• _Work to complete_:
In this exercise, reproduce all the entries that follow exactly.

• _Input material_:

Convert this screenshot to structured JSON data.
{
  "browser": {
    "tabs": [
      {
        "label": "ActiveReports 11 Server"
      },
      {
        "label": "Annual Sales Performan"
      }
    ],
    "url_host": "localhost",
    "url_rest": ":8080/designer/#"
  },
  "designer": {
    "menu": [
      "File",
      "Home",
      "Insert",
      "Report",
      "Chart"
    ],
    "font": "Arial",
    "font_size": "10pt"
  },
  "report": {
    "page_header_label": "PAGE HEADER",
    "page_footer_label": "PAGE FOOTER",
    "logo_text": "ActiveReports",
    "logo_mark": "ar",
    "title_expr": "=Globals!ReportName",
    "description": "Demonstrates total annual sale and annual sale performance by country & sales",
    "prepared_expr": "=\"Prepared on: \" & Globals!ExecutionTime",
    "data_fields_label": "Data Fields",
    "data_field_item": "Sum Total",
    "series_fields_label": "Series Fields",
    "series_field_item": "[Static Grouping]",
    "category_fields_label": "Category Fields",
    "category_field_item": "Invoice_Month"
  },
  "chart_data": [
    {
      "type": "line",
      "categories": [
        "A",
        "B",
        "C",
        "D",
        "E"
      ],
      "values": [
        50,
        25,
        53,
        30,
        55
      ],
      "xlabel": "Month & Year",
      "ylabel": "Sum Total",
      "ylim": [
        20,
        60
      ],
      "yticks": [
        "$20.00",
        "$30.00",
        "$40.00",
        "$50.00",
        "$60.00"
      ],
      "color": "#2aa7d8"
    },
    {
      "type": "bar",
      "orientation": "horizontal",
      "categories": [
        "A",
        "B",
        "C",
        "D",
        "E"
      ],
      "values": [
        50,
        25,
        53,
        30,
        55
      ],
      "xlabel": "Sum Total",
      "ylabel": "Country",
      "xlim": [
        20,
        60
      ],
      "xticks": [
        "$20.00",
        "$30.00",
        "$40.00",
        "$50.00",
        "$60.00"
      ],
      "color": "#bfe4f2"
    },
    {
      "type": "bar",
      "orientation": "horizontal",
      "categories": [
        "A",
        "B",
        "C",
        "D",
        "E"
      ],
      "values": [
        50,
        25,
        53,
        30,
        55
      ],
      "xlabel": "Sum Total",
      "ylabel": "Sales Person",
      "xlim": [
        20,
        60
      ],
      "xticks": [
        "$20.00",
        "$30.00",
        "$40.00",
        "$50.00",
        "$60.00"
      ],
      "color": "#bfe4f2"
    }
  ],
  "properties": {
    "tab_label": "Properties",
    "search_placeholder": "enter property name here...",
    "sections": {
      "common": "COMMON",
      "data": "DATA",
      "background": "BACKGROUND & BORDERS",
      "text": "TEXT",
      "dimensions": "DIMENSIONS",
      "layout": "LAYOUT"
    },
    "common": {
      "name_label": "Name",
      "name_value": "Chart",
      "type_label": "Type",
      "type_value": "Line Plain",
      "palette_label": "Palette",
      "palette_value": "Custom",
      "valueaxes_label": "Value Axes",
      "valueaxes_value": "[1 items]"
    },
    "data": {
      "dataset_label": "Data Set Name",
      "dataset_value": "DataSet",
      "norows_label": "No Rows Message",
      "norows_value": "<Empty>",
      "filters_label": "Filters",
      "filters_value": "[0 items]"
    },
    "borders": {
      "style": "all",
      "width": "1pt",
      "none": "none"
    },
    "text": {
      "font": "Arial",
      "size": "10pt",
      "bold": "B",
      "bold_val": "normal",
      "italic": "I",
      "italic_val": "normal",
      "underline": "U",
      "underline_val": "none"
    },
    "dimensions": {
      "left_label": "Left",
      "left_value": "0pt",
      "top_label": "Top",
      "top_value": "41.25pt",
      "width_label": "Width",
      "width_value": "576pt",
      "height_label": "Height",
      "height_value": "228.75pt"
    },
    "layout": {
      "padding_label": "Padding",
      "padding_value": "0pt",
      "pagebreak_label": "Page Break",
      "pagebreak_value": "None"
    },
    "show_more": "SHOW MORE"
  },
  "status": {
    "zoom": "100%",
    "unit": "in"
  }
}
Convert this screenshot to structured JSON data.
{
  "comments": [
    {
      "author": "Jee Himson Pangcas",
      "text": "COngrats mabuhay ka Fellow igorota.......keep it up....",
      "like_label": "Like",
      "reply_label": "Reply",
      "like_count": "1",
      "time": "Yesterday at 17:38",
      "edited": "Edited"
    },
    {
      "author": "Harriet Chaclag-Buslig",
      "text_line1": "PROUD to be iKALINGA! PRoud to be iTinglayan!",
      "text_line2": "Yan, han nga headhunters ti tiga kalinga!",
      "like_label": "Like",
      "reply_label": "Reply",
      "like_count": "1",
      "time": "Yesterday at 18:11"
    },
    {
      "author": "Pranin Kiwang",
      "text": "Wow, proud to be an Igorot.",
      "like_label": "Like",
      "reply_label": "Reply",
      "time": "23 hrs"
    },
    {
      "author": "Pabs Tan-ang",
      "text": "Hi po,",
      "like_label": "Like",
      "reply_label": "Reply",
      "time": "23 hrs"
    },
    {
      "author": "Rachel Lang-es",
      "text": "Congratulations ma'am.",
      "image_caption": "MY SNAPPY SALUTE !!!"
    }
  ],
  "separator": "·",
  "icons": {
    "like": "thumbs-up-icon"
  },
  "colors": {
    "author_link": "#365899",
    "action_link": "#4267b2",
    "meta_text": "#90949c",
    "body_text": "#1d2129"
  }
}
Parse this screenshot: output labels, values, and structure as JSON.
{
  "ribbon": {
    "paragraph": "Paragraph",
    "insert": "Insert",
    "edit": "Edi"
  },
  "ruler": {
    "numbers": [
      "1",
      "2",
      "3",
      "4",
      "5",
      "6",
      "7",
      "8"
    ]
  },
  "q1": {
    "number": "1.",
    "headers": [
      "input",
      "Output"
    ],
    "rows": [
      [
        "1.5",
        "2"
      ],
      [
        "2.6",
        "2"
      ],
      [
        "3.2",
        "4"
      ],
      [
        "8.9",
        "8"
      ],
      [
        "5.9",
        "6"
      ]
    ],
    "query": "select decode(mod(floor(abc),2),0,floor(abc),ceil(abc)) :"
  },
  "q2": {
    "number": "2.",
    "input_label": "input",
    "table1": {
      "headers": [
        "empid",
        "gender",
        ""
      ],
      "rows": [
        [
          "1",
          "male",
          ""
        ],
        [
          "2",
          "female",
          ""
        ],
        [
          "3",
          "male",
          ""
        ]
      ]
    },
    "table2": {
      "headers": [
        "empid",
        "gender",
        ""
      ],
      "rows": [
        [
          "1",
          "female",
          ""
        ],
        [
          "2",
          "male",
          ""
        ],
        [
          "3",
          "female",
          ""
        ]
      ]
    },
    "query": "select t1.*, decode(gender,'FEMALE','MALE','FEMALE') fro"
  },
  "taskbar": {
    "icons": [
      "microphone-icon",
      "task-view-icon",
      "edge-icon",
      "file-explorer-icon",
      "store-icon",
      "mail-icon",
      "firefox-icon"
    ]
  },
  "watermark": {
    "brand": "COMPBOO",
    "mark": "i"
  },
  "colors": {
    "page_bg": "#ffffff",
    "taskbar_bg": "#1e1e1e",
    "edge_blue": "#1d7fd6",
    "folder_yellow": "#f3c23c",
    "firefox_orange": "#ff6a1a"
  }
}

• _Problem solution_:
Convert this screenshot to structured JSON data.
{
  "browser": {
    "tabs": [
      {
        "label": "ActiveReports 11 Server"
      },
      {
        "label": "Annual Sales Performan"
      }
    ],
    "url_host": "localhost",
    "url_rest": ":8080/designer/#"
  },
  "designer": {
    "menu": [
      "File",
      "Home",
      "Insert",
      "Report",
      "Chart"
    ],
    "font": "Arial",
    "font_size": "10pt"
  },
  "report": {
    "page_header_label": "PAGE HEADER",
    "page_footer_label": "PAGE FOOTER",
    "logo_text": "ActiveReports",
    "logo_mark": "ar",
    "title_expr": "=Globals!ReportName",
    "description": "Demonstrates total annual sale and annual sale performance by country & sales",
    "prepared_expr": "=\"Prepared on: \" & Globals!ExecutionTime",
    "data_fields_label": "Data Fields",
    "data_field_item": "Sum Total",
    "series_fields_label": "Series Fields",
    "series_field_item": "[Static Grouping]",
    "category_fields_label": "Category Fields",
    "category_field_item": "Invoice_Month"
  },
  "chart_data": [
    {
      "type": "line",
      "categories": [
        "A",
        "B",
        "C",
        "D",
        "E"
      ],
      "values": [
        50,
        25,
        53,
        30,
        55
      ],
      "xlabel": "Month & Year",
      "ylabel": "Sum Total",
      "ylim": [
        20,
        60
      ],
      "yticks": [
        "$20.00",
        "$30.00",
        "$40.00",
        "$50.00",
        "$60.00"
      ],
      "color": "#2aa7d8"
    },
    {
      "type": "bar",
      "orientation": "horizontal",
      "categories": [
        "A",
        "B",
        "C",
        "D",
        "E"
      ],
      "values": [
        50,
        25,
        53,
        30,
        55
      ],
      "xlabel": "Sum Total",
      "ylabel": "Country",
      "xlim": [
        20,
        60
      ],
      "xticks": [
        "$20.00",
        "$30.00",
        "$40.00",
        "$50.00",
        "$60.00"
      ],
      "color": "#bfe4f2"
    },
    {
      "type": "bar",
      "orientation": "horizontal",
      "categories": [
        "A",
        "B",
        "C",
        "D",
        "E"
      ],
      "values": [
        50,
        25,
        53,
        30,
        55
      ],
      "xlabel": "Sum Total",
      "ylabel": "Sales Person",
      "xlim": [
        20,
        60
      ],
      "xticks": [
        "$20.00",
        "$30.00",
        "$40.00",
        "$50.00",
        "$60.00"
      ],
      "color": "#bfe4f2"
    }
  ],
  "properties": {
    "tab_label": "Properties",
    "search_placeholder": "enter property name here...",
    "sections": {
      "common": "COMMON",
      "data": "DATA",
      "background": "BACKGROUND & BORDERS",
      "text": "TEXT",
      "dimensions": "DIMENSIONS",
      "layout": "LAYOUT"
    },
    "common": {
      "name_label": "Name",
      "name_value": "Chart",
      "type_label": "Type",
      "type_value": "Line Plain",
      "palette_label": "Palette",
      "palette_value": "Custom",
      "valueaxes_label": "Value Axes",
      "valueaxes_value": "[1 items]"
    },
    "data": {
      "dataset_label": "Data Set Name",
      "dataset_value": "DataSet",
      "norows_label": "No Rows Message",
      "norows_value": "<Empty>",
      "filters_label": "Filters",
      "filters_value": "[0 items]"
    },
    "borders": {
      "style": "all",
      "width": "1pt",
      "none": "none"
    },
    "text": {
      "font": "Arial",
      "size": "10pt",
      "bold": "B",
      "bold_val": "normal",
      "italic": "I",
      "italic_val": "normal",
      "underline": "U",
      "underline_val": "none"
    },
    "dimensions": {
      "left_label": "Left",
      "left_value": "0pt",
      "top_label": "Top",
      "top_value": "41.25pt",
      "width_label": "Width",
      "width_value": "576pt",
      "height_label": "Height",
      "height_value": "228.75pt"
    },
    "layout": {
      "padding_label": "Padding",
      "padding_value": "0pt",
      "pagebreak_label": "Page Break",
      "pagebreak_value": "None"
    },
    "show_more": "SHOW MORE"
  },
  "status": {
    "zoom": "100%",
    "unit": "in"
  }
}
Convert this screenshot to structured JSON data.
{
  "comments": [
    {
      "author": "Jee Himson Pangcas",
      "text": "COngrats mabuhay ka Fellow igorota.......keep it up....",
      "like_label": "Like",
      "reply_label": "Reply",
      "like_count": "1",
      "time": "Yesterday at 17:38",
      "edited": "Edited"
    },
    {
      "author": "Harriet Chaclag-Buslig",
      "text_line1": "PROUD to be iKALINGA! PRoud to be iTinglayan!",
      "text_line2": "Yan, han nga headhunters ti tiga kalinga!",
      "like_label": "Like",
      "reply_label": "Reply",
      "like_count": "1",
      "time": "Yesterday at 18:11"
    },
    {
      "author": "Pranin Kiwang",
      "text": "Wow, proud to be an Igorot.",
      "like_label": "Like",
      "reply_label": "Reply",
      "time": "23 hrs"
    },
    {
      "author": "Pabs Tan-ang",
      "text": "Hi po,",
      "like_label": "Like",
      "reply_label": "Reply",
      "time": "23 hrs"
    },
    {
      "author": "Rachel Lang-es",
      "text": "Congratulations ma'am.",
      "image_caption": "MY SNAPPY SALUTE !!!"
    }
  ],
  "separator": "·",
  "icons": {
    "like": "thumbs-up-icon"
  },
  "colors": {
    "author_link": "#365899",
    "action_link": "#4267b2",
    "meta_text": "#90949c",
    "body_text": "#1d2129"
  }
}
Parse this screenshot: output labels, values, and structure as JSON.
{
  "ribbon": {
    "paragraph": "Paragraph",
    "insert": "Insert",
    "edit": "Edi"
  },
  "ruler": {
    "numbers": [
      "1",
      "2",
      "3",
      "4",
      "5",
      "6",
      "7",
      "8"
    ]
  },
  "q1": {
    "number": "1.",
    "headers": [
      "input",
      "Output"
    ],
    "rows": [
      [
        "1.5",
        "2"
      ],
      [
        "2.6",
        "2"
      ],
      [
        "3.2",
        "4"
      ],
      [
        "8.9",
        "8"
      ],
      [
        "5.9",
        "6"
      ]
    ],
    "query": "select decode(mod(floor(abc),2),0,floor(abc),ceil(abc)) :"
  },
  "q2": {
    "number": "2.",
    "input_label": "input",
    "table1": {
      "headers": [
        "empid",
        "gender",
        ""
      ],
      "rows": [
        [
          "1",
          "male",
          ""
        ],
        [
          "2",
          "female",
          ""
        ],
        [
          "3",
          "male",
          ""
        ]
      ]
    },
    "table2": {
      "headers": [
        "empid",
        "gender",
        ""
      ],
      "rows": [
        [
          "1",
          "female",
          ""
        ],
        [
          "2",
          "male",
          ""
        ],
        [
          "3",
          "female",
          ""
        ]
      ]
    },
    "query": "select t1.*, decode(gender,'FEMALE','MALE','FEMALE') fro"
  },
  "taskbar": {
    "icons": [
      "microphone-icon",
      "task-view-icon",
      "edge-icon",
      "file-explorer-icon",
      "store-icon",
      "mail-icon",
      "firefox-icon"
    ]
  },
  "watermark": {
    "brand": "COMPBOO",
    "mark": "i"
  },
  "colors": {
    "page_bg": "#ffffff",
    "taskbar_bg": "#1e1e1e",
    "edge_blue": "#1d7fd6",
    "folder_yellow": "#f3c23c",
    "firefox_orange": "#ff6a1a"
  }
}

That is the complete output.